“These a–holes leaked my private info years ago and have been doing this s– since,” Luke continued. “Anyone’s info is available online if you are sick enuff to really wanna find it.”
Darren Watkins Jr., a YouTube star with nearly 22 million subscribers known as “IShowSpeed,” was also swatted while livestreaming on Monday. He stepped away from his computer to go downstairs, warning viewers about his safety before going off camera. Viewers could see three armed police officers walking through his home afterward.
“I just got swatted. I wish I knew whoever did that,” Watkins said on Snapchat after the incident. “That’s f—ed up. Don’t ever do that again in your life, bro.”
Some of the hoax threats have even turned deadly. A false report leading to an armed police response, for example, led a cop to shoot and kill a Kansas man in 2017.

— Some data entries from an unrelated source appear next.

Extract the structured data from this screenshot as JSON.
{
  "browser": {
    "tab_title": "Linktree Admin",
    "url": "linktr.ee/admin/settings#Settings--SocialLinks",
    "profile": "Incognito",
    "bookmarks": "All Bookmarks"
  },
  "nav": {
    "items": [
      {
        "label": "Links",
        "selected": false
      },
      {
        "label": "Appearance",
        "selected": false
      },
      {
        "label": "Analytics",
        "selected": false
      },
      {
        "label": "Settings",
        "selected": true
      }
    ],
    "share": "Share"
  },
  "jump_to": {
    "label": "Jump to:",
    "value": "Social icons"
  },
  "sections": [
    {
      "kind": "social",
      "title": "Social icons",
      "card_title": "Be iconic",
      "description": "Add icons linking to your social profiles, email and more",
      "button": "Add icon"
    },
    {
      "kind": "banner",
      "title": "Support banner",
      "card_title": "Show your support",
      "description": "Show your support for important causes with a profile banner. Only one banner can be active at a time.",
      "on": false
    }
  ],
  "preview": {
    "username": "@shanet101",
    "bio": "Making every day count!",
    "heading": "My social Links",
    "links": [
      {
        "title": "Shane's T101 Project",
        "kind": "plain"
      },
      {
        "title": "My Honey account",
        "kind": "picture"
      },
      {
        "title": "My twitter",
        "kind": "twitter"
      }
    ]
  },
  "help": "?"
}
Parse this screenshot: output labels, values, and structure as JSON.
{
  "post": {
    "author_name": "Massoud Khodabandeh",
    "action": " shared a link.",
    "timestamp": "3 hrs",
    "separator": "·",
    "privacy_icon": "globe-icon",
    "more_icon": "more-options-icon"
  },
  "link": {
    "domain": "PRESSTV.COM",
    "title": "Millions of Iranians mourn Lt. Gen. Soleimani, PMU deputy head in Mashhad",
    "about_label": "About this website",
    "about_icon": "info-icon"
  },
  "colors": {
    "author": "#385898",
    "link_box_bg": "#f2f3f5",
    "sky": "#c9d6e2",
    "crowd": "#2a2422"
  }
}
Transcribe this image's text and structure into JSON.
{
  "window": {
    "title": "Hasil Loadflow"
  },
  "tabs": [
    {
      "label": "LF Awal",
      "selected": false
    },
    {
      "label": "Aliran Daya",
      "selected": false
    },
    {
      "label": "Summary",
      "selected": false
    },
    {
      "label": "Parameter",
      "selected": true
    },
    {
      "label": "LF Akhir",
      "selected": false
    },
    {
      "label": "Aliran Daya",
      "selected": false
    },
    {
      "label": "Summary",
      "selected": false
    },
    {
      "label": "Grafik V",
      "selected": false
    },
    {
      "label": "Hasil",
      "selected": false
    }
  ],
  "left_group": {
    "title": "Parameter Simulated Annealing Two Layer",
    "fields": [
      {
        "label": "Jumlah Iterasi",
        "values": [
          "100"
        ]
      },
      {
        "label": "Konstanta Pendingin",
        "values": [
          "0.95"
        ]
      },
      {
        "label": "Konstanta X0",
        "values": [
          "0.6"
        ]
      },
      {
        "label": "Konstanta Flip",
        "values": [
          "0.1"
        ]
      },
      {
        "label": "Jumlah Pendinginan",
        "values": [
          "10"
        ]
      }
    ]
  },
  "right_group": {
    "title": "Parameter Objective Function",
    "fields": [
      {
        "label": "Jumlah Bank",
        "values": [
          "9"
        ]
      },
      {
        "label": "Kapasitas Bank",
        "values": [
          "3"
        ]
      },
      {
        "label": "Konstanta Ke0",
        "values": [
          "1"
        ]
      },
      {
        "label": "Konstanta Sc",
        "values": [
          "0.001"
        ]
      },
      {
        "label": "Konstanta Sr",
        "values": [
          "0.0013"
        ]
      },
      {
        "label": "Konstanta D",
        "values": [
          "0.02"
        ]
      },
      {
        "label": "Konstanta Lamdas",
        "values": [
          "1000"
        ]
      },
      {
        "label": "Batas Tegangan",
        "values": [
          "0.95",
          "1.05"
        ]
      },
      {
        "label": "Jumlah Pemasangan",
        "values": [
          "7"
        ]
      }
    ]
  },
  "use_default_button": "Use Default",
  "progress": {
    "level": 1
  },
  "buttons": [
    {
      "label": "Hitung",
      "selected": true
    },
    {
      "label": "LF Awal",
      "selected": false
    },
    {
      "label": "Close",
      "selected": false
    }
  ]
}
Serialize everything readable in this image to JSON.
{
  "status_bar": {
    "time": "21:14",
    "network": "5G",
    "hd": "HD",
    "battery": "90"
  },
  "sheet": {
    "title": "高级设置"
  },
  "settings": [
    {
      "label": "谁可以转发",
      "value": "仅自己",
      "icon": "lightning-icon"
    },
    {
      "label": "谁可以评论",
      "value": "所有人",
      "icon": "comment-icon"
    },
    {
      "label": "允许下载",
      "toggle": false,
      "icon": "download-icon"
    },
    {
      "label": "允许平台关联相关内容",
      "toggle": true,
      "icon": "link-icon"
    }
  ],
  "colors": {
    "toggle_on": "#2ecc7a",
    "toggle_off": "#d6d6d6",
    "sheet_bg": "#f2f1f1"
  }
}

“I could have really died,” Watkins said. “I had guns to my face. Don’t ever do that again.”
Click here for more about the dangers of swatting.